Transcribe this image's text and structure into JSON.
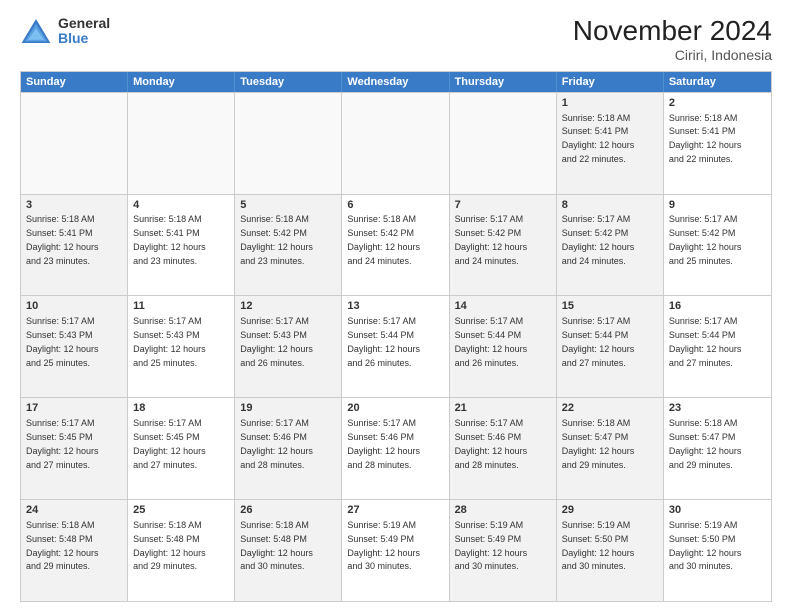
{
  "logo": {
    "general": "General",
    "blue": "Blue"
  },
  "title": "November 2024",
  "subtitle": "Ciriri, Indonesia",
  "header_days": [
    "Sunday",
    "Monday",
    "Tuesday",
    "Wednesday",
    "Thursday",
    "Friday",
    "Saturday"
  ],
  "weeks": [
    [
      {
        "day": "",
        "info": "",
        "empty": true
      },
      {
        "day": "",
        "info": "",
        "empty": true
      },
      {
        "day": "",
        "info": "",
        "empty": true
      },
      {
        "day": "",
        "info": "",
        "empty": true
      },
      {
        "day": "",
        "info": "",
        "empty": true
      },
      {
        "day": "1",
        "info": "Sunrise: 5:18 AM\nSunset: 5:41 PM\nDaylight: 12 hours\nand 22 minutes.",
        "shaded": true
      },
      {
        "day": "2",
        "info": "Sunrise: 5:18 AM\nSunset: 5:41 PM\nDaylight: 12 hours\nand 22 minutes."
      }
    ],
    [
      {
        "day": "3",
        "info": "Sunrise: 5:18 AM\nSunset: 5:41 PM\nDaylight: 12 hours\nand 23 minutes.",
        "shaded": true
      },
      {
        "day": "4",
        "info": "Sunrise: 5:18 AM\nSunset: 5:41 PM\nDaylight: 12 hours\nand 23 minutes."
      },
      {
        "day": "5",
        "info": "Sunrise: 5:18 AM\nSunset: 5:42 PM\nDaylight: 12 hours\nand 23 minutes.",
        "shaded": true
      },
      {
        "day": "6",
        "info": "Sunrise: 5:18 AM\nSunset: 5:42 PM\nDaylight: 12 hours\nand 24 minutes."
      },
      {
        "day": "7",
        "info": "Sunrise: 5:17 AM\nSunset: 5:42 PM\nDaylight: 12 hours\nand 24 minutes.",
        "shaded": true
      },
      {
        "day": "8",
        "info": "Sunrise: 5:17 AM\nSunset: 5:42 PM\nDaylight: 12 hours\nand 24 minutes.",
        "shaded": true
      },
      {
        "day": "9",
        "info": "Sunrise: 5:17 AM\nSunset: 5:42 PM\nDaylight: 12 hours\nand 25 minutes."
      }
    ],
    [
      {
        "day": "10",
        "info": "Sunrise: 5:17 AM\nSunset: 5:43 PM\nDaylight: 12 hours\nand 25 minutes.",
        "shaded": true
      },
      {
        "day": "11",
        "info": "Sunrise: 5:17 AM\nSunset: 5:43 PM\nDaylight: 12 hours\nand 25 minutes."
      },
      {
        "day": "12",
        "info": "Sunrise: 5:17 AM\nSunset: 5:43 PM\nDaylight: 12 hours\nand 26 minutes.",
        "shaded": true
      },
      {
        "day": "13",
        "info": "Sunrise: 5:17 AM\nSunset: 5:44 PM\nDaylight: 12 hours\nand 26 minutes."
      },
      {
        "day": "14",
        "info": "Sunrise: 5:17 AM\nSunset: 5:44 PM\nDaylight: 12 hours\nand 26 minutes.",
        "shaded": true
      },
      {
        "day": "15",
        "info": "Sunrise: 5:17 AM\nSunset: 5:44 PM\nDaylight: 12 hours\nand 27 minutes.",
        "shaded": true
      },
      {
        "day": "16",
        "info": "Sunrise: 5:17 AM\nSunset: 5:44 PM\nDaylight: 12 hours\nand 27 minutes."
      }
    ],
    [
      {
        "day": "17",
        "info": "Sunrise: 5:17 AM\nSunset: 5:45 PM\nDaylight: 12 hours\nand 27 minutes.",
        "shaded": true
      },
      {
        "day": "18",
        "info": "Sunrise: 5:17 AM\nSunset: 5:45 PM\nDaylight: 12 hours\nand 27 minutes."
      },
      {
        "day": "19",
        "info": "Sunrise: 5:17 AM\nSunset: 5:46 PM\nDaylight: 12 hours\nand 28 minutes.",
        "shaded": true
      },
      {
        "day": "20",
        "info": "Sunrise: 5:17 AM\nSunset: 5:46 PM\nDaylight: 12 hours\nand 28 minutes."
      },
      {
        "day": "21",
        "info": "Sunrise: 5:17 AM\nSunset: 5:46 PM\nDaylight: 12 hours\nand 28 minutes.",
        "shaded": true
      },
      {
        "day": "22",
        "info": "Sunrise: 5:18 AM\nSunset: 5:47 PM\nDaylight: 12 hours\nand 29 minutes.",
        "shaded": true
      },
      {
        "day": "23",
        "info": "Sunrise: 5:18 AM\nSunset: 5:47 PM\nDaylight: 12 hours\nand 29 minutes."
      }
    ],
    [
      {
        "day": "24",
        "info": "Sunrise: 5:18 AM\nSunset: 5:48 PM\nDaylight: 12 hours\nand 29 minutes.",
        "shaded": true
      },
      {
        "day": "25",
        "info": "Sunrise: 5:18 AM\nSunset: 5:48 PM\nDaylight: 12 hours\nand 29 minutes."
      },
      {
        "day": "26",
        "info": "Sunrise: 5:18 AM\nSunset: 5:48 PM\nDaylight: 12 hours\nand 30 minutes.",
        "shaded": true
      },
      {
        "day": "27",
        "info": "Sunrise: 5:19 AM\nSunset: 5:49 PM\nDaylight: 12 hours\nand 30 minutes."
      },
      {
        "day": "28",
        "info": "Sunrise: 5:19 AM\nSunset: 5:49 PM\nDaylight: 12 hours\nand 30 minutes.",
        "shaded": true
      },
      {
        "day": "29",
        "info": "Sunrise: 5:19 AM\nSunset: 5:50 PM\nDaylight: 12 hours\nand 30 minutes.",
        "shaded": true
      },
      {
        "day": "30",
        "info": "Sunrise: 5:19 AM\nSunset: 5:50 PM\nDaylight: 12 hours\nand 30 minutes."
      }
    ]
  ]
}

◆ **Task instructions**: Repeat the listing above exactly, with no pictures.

◆ **Exercise answer**:
Transcribe this image's text and structure into JSON.
{
  "logo": {
    "general": "General",
    "blue": "Blue"
  },
  "title": "November 2024",
  "subtitle": "Ciriri, Indonesia",
  "header_days": [
    "Sunday",
    "Monday",
    "Tuesday",
    "Wednesday",
    "Thursday",
    "Friday",
    "Saturday"
  ],
  "weeks": [
    [
      {
        "day": "",
        "info": "",
        "empty": true
      },
      {
        "day": "",
        "info": "",
        "empty": true
      },
      {
        "day": "",
        "info": "",
        "empty": true
      },
      {
        "day": "",
        "info": "",
        "empty": true
      },
      {
        "day": "",
        "info": "",
        "empty": true
      },
      {
        "day": "1",
        "info": "Sunrise: 5:18 AM\nSunset: 5:41 PM\nDaylight: 12 hours\nand 22 minutes.",
        "shaded": true
      },
      {
        "day": "2",
        "info": "Sunrise: 5:18 AM\nSunset: 5:41 PM\nDaylight: 12 hours\nand 22 minutes."
      }
    ],
    [
      {
        "day": "3",
        "info": "Sunrise: 5:18 AM\nSunset: 5:41 PM\nDaylight: 12 hours\nand 23 minutes.",
        "shaded": true
      },
      {
        "day": "4",
        "info": "Sunrise: 5:18 AM\nSunset: 5:41 PM\nDaylight: 12 hours\nand 23 minutes."
      },
      {
        "day": "5",
        "info": "Sunrise: 5:18 AM\nSunset: 5:42 PM\nDaylight: 12 hours\nand 23 minutes.",
        "shaded": true
      },
      {
        "day": "6",
        "info": "Sunrise: 5:18 AM\nSunset: 5:42 PM\nDaylight: 12 hours\nand 24 minutes."
      },
      {
        "day": "7",
        "info": "Sunrise: 5:17 AM\nSunset: 5:42 PM\nDaylight: 12 hours\nand 24 minutes.",
        "shaded": true
      },
      {
        "day": "8",
        "info": "Sunrise: 5:17 AM\nSunset: 5:42 PM\nDaylight: 12 hours\nand 24 minutes.",
        "shaded": true
      },
      {
        "day": "9",
        "info": "Sunrise: 5:17 AM\nSunset: 5:42 PM\nDaylight: 12 hours\nand 25 minutes."
      }
    ],
    [
      {
        "day": "10",
        "info": "Sunrise: 5:17 AM\nSunset: 5:43 PM\nDaylight: 12 hours\nand 25 minutes.",
        "shaded": true
      },
      {
        "day": "11",
        "info": "Sunrise: 5:17 AM\nSunset: 5:43 PM\nDaylight: 12 hours\nand 25 minutes."
      },
      {
        "day": "12",
        "info": "Sunrise: 5:17 AM\nSunset: 5:43 PM\nDaylight: 12 hours\nand 26 minutes.",
        "shaded": true
      },
      {
        "day": "13",
        "info": "Sunrise: 5:17 AM\nSunset: 5:44 PM\nDaylight: 12 hours\nand 26 minutes."
      },
      {
        "day": "14",
        "info": "Sunrise: 5:17 AM\nSunset: 5:44 PM\nDaylight: 12 hours\nand 26 minutes.",
        "shaded": true
      },
      {
        "day": "15",
        "info": "Sunrise: 5:17 AM\nSunset: 5:44 PM\nDaylight: 12 hours\nand 27 minutes.",
        "shaded": true
      },
      {
        "day": "16",
        "info": "Sunrise: 5:17 AM\nSunset: 5:44 PM\nDaylight: 12 hours\nand 27 minutes."
      }
    ],
    [
      {
        "day": "17",
        "info": "Sunrise: 5:17 AM\nSunset: 5:45 PM\nDaylight: 12 hours\nand 27 minutes.",
        "shaded": true
      },
      {
        "day": "18",
        "info": "Sunrise: 5:17 AM\nSunset: 5:45 PM\nDaylight: 12 hours\nand 27 minutes."
      },
      {
        "day": "19",
        "info": "Sunrise: 5:17 AM\nSunset: 5:46 PM\nDaylight: 12 hours\nand 28 minutes.",
        "shaded": true
      },
      {
        "day": "20",
        "info": "Sunrise: 5:17 AM\nSunset: 5:46 PM\nDaylight: 12 hours\nand 28 minutes."
      },
      {
        "day": "21",
        "info": "Sunrise: 5:17 AM\nSunset: 5:46 PM\nDaylight: 12 hours\nand 28 minutes.",
        "shaded": true
      },
      {
        "day": "22",
        "info": "Sunrise: 5:18 AM\nSunset: 5:47 PM\nDaylight: 12 hours\nand 29 minutes.",
        "shaded": true
      },
      {
        "day": "23",
        "info": "Sunrise: 5:18 AM\nSunset: 5:47 PM\nDaylight: 12 hours\nand 29 minutes."
      }
    ],
    [
      {
        "day": "24",
        "info": "Sunrise: 5:18 AM\nSunset: 5:48 PM\nDaylight: 12 hours\nand 29 minutes.",
        "shaded": true
      },
      {
        "day": "25",
        "info": "Sunrise: 5:18 AM\nSunset: 5:48 PM\nDaylight: 12 hours\nand 29 minutes."
      },
      {
        "day": "26",
        "info": "Sunrise: 5:18 AM\nSunset: 5:48 PM\nDaylight: 12 hours\nand 30 minutes.",
        "shaded": true
      },
      {
        "day": "27",
        "info": "Sunrise: 5:19 AM\nSunset: 5:49 PM\nDaylight: 12 hours\nand 30 minutes."
      },
      {
        "day": "28",
        "info": "Sunrise: 5:19 AM\nSunset: 5:49 PM\nDaylight: 12 hours\nand 30 minutes.",
        "shaded": true
      },
      {
        "day": "29",
        "info": "Sunrise: 5:19 AM\nSunset: 5:50 PM\nDaylight: 12 hours\nand 30 minutes.",
        "shaded": true
      },
      {
        "day": "30",
        "info": "Sunrise: 5:19 AM\nSunset: 5:50 PM\nDaylight: 12 hours\nand 30 minutes."
      }
    ]
  ]
}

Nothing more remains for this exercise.